LINCOLN – Friday, at his daily press briefing, Governor Pete Ricketts proclaimed May as “Beef Month” in Nebraska. He also over-viewed the actions the State has taken to assist meat processors with their health and safety practices.
Additionally, he announced the availability of the State’s latest directed health measures (DHMs) for all 19 local health departments (LHDs). The new DHMs can be found by clicking here. A map of Nebraska’s LHDs is available by clicking here.

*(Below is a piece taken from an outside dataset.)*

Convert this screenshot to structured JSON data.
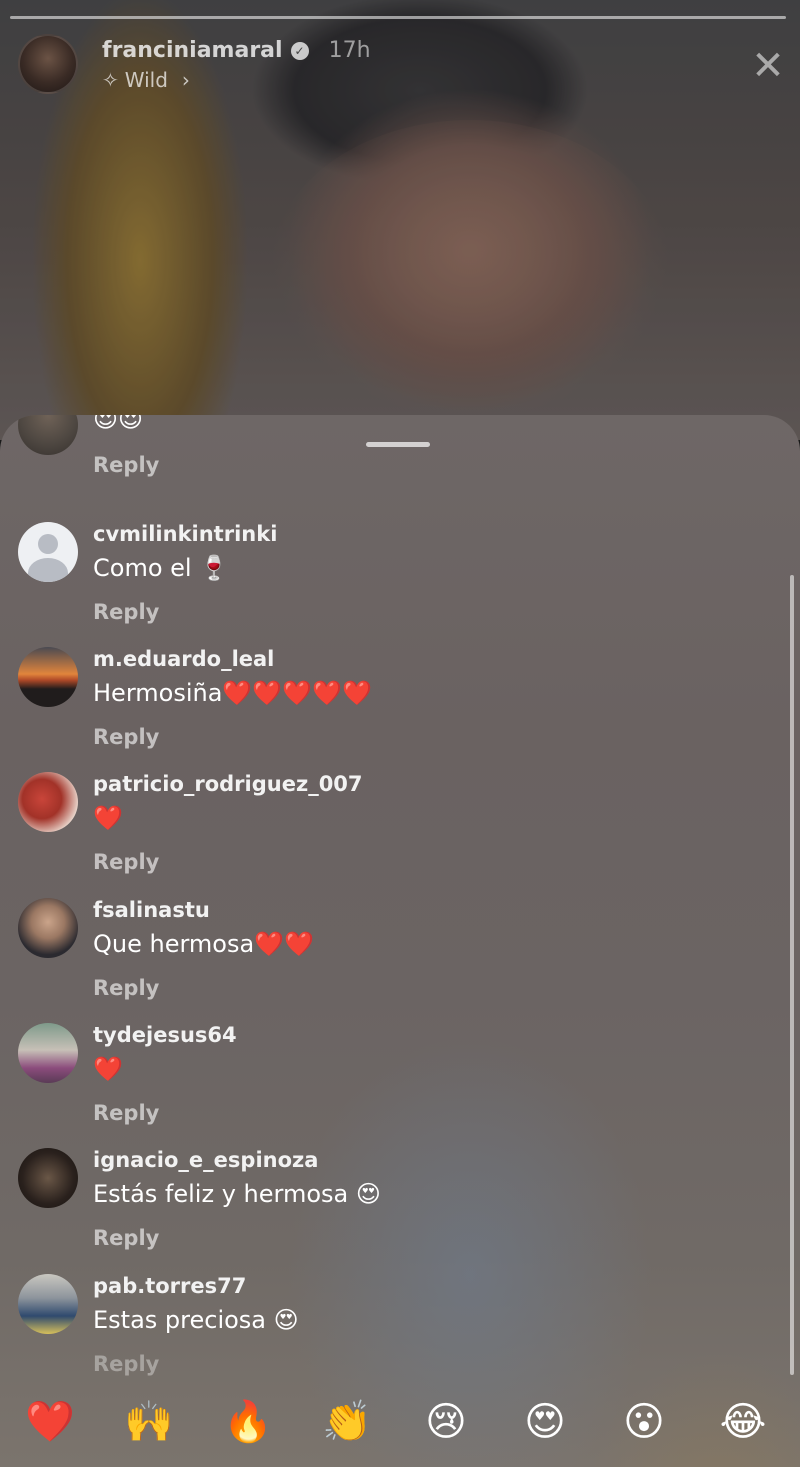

Steve Wellman, Director of the Nebraska Department of Agriculture, and Buck Wehrbein, Federation Division Chair for the National Cattlemen’s Beef Association, joined the Governor to celebrate Beef Month. Shelly Schwedhelm, Executive Director of Emergency Management and Biopreparedness for Nebraska Medicine, also took part in the press conference. She announced the availability of a new guide that offers best practices and recommendations for meat processors as they work to minimize the risk of coronavirus. Shelly and a team of experts have toured 11 meatpacking plants over the past two weeks to provide technical assistance and further develop the guidance document, titled “Meat Processing Facility COVID-19 Playbook.”
Gov. Ricketts: Beef Month
- Today we are celebrating Beef Month in Nebraska.
- Beef has been a part of Nebraska’s rich history since the beginning of our state.
- Hard-working men, women, and families came to Nebraska to pioneer the cattle industry.
- The cattle industry grew, and it is the largest driver of our largest industry, agriculture.
- When we think of beef, we often think of ranches, pastures, and rolling hills. But it’s more than that.
- It’s a main economic driver in our state. It generates jobs throughout the entire supply chain.
- Corn and soybean producers, feed grain suppliers, processors, packers, grocery retailers, and more are intricately connected with our beef industry.
- The last ten years have been a decade of growth for Nebraska beef exports, with a 96% increase in total beef exports.
Director Wellman: Beef Month
- Nebraska is known as the “Beef State” because of the wonderful, high-quality, and safe beef we produce here.
- Our Sandhills grasslands and abundant water resources make Nebraska a great place to raise cattle.
- Over the years, our ranchers have made substantial investments to improve how they operate.
- We produce the same amount of beef in 2020 as we did in 1970 with one-third of the animals.
Buck Wehrbein: Beef Month
- A year ago, our cattlemen faced floods and now we’re fighting a virus. It’s been a powerful one-two punch.
- Despite these challenges, our Ag producers are committed to producing our premium beef.
- We rely on food processors to help our beef reach the tables of our customers. We’re grateful for what they do.
- People are cooking more and eating at home more often right now.
- Nebraskans can go to beefitswhatsfordinner.com to find tips on cooking various cuts of meat as well as great recipes to try.
Shelly Schwedhelm: Meatpacking Safety
- I grew up on a dairy farm and currently live on a beef farm. I’ve also studied infectious disease and have been applying this knowledge to agricultural production.
- The University of Nebraska Medical Center’s (UNMC’s) Global Center for Health Security has developed a new playbook for meat processors to prevent COVID-19. You can access it by clicking here.
- We’ve identified many best practices for meat processors:
- Adding physical barriers.
- Changing air flows.
- Implementing physical distancing strategies for breaks and lunches.
- Doing screenings as workers come to the facility.
- Providing masks for workers.
- Our team of infectious disease experts at UNMC has now physically visited 11 plants and virtually toured others. We have additional on-site visits scheduled for next week.
Gov. Ricketts: Health and Testing Reminders
- Throughout the month of May, we are reminding people to follow our Six Rules to Keep Nebraska Healthy.
- Stay home. Do not take unnecessary trips outside the home. Respect the ten-person limit.
- Socially distance your work. Work from home or use the six-foot rule as much as possible in the workplace.
- Shop alone and only shop once a week. Do not take family with you.
- Help kids follow social distancing. Play at home. No group sports. And no playgrounds.
- Help seniors stay at home by shopping for them. Do not visit long-term care facilities.
- Exercise daily at home or with an appropriately socially-distanced activity.
- Scheduling for the first two Test Nebraska testing sites in Grand Island and Omaha is occurring now.
- We need every Nebraskan to go to TestNebraska.com right now to fill out the quick, five-minute assessment.
- Informational Non-English Videos:
- The State has been working hard to reach non-English speaking communities across Nebraska.
- Today, we are launching two videos that have been translated into six languages:
- One video highlights ten ways to stay healthy and keep your family healthy during the pandemic.
- The other video provides tips on what to do if you or family members become ill or have been exposed to the virus.
- These resources will be available on my YouTube channel. Some videos have already been uploaded and can be viewed by clicking here. Others will be available soon.
- We invite companies, non-profits, community organizations, and others to utilize these resources. We encourage their use on websites across the state as well as on social media platforms.